This 329-acre scenic reservation in the southern Berkshire Mountains features twin rocky knolls that give the area its moniker, taken from the German word for “rocks” (kobel). The area was named for George Bartholomew, who farmed the land in the early nineteenth century, and was once part of the 3,000-acre holding of Colonel John Ashley, who first settled there in the eighteenth century. Ashley’s house, built in 1735 and considered the oldest extant structure in Berkshire County, is located within the park grounds and is open to the public as a museum.
The reserve’s landscape comprises steep, white cliffs overlooking a bend in the Housatonic River. These vertical projections consist of quartzite, limestone and marble bedrock outcroppings, blanketed by a forest of pines, cedars, elms, and ash trees, a variety of ferns, and wildflower-strewn meadows. The cobble’s high point, Hurlburt’s Hill, rises 1,000 feet and culminates in an upland field with sweeping views of the Housatonic River Valley and the Taconic Mountains. The reserve is traversed by five miles of hiking trails which wind past small caves, livestock pastures, meadows dotted with oxbow ponds, and freshwater marshes.

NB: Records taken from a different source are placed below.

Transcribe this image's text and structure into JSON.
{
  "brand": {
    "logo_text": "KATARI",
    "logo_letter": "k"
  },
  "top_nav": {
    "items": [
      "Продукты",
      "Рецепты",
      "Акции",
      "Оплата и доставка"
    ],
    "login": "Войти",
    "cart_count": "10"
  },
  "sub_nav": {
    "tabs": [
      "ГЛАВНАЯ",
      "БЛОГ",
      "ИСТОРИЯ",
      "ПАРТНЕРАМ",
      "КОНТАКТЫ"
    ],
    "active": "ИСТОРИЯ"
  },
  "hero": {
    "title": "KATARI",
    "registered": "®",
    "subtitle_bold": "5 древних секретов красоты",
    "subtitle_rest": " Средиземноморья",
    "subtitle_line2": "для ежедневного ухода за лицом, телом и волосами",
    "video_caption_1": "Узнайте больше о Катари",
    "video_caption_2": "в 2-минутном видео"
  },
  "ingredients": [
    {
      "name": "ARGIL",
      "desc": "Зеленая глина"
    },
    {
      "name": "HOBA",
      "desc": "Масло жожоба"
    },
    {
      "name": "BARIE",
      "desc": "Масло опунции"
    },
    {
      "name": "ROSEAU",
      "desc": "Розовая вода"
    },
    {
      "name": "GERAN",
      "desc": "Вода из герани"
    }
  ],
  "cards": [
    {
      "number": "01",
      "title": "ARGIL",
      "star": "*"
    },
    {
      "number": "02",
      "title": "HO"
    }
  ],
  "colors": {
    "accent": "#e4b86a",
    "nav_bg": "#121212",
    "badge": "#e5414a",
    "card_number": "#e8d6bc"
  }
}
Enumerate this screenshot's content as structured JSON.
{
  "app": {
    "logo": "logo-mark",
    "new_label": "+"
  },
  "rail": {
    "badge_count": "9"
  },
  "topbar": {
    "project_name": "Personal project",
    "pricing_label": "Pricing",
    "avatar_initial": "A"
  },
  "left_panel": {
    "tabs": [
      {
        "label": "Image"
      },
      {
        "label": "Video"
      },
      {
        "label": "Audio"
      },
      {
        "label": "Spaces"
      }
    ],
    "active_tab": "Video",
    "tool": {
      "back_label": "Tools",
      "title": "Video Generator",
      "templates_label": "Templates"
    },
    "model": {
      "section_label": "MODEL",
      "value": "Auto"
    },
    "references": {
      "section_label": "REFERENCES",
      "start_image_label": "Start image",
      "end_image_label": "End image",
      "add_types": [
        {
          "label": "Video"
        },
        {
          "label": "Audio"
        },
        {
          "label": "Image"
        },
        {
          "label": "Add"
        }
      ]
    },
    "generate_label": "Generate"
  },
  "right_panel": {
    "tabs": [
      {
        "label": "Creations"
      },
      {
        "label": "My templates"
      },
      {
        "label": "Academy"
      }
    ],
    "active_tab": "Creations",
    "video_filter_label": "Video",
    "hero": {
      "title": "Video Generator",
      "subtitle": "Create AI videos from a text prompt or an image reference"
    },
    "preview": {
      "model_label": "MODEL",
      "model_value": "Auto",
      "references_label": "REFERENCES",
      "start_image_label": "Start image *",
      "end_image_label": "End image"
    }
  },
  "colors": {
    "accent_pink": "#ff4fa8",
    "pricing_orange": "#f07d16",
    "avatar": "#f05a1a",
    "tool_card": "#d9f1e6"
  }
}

Since 1946, the agricultural land has been managed and expanded by The Trustees of Reservations, which also erected a small natural history museum and visitors’ center. Bartholomew’s Cobble was designated as a National Natural Landmark in 1971.